■ Problem requirements:
Exclude all pictures, then copy each of the records exactly as written.

■ Material for this task:
^^^^
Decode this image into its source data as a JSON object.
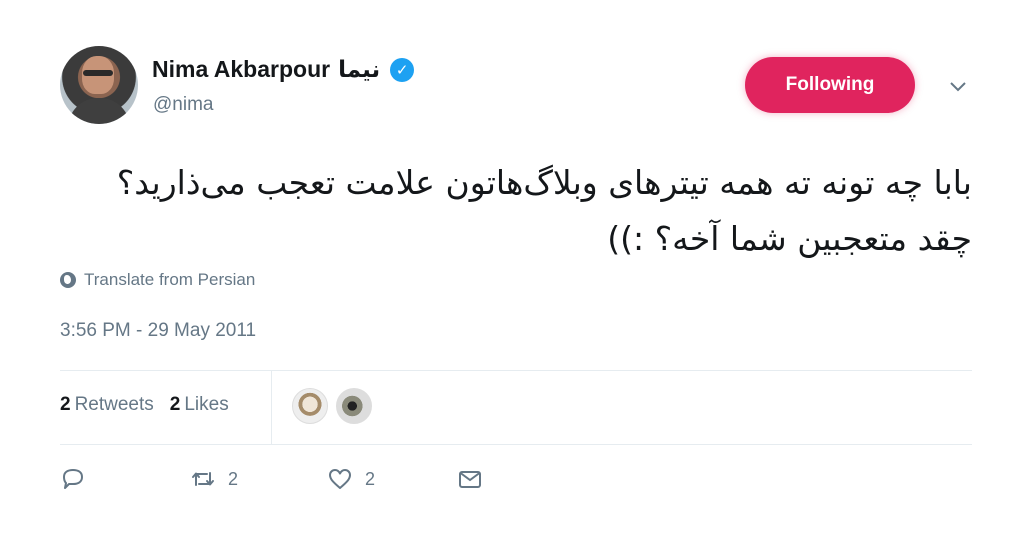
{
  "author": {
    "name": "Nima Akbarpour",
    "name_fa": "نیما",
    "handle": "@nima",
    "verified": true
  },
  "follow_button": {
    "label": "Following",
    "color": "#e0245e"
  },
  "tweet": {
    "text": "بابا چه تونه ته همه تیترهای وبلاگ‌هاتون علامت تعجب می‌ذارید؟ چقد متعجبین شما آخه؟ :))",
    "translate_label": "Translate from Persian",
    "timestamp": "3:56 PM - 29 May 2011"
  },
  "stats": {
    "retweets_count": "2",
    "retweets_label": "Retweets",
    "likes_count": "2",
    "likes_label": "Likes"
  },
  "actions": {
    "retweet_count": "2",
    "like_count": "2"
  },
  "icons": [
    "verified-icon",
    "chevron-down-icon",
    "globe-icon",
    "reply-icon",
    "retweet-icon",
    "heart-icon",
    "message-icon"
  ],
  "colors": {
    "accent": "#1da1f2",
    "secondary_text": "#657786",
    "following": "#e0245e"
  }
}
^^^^
■ Output:
Decode this image into its source data as a JSON object.
{
  "author": {
    "name": "Nima Akbarpour",
    "name_fa": "نیما",
    "handle": "@nima",
    "verified": true
  },
  "follow_button": {
    "label": "Following",
    "color": "#e0245e"
  },
  "tweet": {
    "text": "بابا چه تونه ته همه تیترهای وبلاگ‌هاتون علامت تعجب می‌ذارید؟ چقد متعجبین شما آخه؟ :))",
    "translate_label": "Translate from Persian",
    "timestamp": "3:56 PM - 29 May 2011"
  },
  "stats": {
    "retweets_count": "2",
    "retweets_label": "Retweets",
    "likes_count": "2",
    "likes_label": "Likes"
  },
  "actions": {
    "retweet_count": "2",
    "like_count": "2"
  },
  "icons": [
    "verified-icon",
    "chevron-down-icon",
    "globe-icon",
    "reply-icon",
    "retweet-icon",
    "heart-icon",
    "message-icon"
  ],
  "colors": {
    "accent": "#1da1f2",
    "secondary_text": "#657786",
    "following": "#e0245e"
  }
}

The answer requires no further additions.